Persistent poverty is undoubtedly an important issue for Bangladesh, but perhaps less so than for many other developing countries. There are less class and ethnicity-based obstructions to social mobility than in numerous other nations, and the advantages of financial development have tended to reach most levels of society, including the exceptionally poor. The primary boost to financial development in the nation has originated from labour-intensive garment exports, a dynamic private sector, micro-and small-scale enterprises in manufacturing and services, remittances from migrant workers, and rise in the size of middle class.
Road to middle-income status
Bangladesh has obtained a reputation globally for low-cost, high-quality manufacturing through its garments sector. The effect of this was clearly evident when the exports of ready made garments from Bangladesh ascended by a sharp 19.95 percent year-on-year, during the principal half of 2013-14. Because of increment in wages in China and India, it is likely that assembling in different businesses may likewise move to Bangladesh in the following couple of years, incorporating into pharmaceuticals, plastic and fired products, cowhide merchandise, shipbuilding, and light hardware, (for example, bikes and batteries). An emerging export based IT division will likewise add to development.
Living in a democratic country, chaotic though it may be
More than 156.6 million people reside here, and it is a matter of great pride that no matter how chaotic this country is, as Bangladeshis, we are free to choose our leaders, or re-elect them, every five years, unlike authoritarian regimes which may show quicker progress but at much greater human cost. Connected to this, is the fact that the other aspects of a democracy – the judiciary, the media, and the executive, are relatively free and healthy.

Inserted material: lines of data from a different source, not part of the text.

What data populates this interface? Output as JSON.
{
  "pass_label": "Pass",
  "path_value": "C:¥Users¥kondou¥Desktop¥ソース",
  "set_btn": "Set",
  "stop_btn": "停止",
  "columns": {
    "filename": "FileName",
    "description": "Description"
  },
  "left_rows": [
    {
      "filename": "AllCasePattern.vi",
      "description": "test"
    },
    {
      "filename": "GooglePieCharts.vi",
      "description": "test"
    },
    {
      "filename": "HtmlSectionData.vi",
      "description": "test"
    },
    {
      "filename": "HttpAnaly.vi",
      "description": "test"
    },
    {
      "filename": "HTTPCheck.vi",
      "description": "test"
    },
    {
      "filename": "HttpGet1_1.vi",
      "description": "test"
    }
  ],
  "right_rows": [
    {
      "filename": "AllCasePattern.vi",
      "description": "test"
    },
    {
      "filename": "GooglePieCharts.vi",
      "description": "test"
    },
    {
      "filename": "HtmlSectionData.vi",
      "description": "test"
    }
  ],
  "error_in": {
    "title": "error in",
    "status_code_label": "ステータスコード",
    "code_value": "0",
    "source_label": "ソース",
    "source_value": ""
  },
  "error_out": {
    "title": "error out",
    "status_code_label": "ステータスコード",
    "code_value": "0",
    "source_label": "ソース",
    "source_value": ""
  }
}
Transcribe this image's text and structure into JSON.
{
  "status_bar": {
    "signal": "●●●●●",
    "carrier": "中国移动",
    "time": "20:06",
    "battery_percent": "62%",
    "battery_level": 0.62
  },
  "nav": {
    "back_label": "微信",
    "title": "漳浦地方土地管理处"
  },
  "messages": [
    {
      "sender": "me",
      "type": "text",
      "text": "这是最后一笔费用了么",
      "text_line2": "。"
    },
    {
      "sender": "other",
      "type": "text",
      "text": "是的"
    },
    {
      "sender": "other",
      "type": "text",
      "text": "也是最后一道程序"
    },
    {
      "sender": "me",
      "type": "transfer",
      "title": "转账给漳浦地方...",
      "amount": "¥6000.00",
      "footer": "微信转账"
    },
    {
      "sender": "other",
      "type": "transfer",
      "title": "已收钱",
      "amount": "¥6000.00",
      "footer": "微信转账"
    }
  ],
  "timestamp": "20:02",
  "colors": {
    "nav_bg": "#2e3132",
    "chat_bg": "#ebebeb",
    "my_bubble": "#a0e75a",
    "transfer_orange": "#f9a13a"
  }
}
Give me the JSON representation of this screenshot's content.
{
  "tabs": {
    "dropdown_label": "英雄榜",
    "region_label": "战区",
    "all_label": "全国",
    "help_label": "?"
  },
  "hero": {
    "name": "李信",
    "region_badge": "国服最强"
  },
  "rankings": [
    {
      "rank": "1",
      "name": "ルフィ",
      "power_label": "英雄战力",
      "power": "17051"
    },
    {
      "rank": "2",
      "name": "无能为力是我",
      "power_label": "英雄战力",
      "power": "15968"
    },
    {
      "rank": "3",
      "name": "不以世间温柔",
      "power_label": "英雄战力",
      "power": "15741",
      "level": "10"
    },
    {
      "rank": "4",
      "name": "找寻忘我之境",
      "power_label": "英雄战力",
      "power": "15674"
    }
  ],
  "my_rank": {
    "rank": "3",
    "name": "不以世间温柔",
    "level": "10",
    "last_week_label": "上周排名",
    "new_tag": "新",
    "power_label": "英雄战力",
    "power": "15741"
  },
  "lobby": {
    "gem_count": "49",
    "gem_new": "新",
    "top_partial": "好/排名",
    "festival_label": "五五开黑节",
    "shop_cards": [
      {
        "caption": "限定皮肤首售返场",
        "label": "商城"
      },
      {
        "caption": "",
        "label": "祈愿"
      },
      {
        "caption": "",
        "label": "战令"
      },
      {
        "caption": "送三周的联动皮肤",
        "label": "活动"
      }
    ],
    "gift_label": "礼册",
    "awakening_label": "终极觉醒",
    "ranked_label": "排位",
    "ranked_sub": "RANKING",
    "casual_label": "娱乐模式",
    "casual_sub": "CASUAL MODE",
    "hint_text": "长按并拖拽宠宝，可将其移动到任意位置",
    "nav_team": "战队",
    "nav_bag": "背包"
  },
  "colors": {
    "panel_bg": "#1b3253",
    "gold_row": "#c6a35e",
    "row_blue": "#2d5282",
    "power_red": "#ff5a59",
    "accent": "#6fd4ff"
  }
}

Most foreigners identify Bangladeshi cuisine with ‘maach,’ ‘bhaat,’ and ‘daal.’ However, food habits and cuisines have evolved over the years. The end result is a variety of cuisines – some region-specific, and others influenced by the availability of certain ingredients. If you throw into the mix the exotic spices native to this land you get, arguably, the best food available in the world – tasty, inexpensive, and (mostly) healthy. The delicate flavours of the Hilsha fish revered in Bengal, or the melt-in-your-mouth ‘bhuna mangsho’ – all of these and more, make for the plate and the soul.
The Bangladeshi family unit still survives
In spite of the many pressures of globalisation and westernisation, the Bangladeshi family unit still survives, especially in the rural areas. In the cities, families have become more nuclear with the younger ones, moving out in search of a better life. It is not unusual for unmarried, earning young adults to stay with the parents. Then again, parents are usually expected to stay with their children during their youth.
The ability to accept one’s reality
The reality of Bangladesh is one of stark contrasts. Expensive cars struggle for space alongside rickshaws. World-class apartment buildings nestle beside shanty slums. And yet, we live together in harmony most of the time. There is something in the Bangladeshi spirit that makes us accept our lot. We find it easy to come to terms with reality, even while we dream of a better life, for ourselves and our children.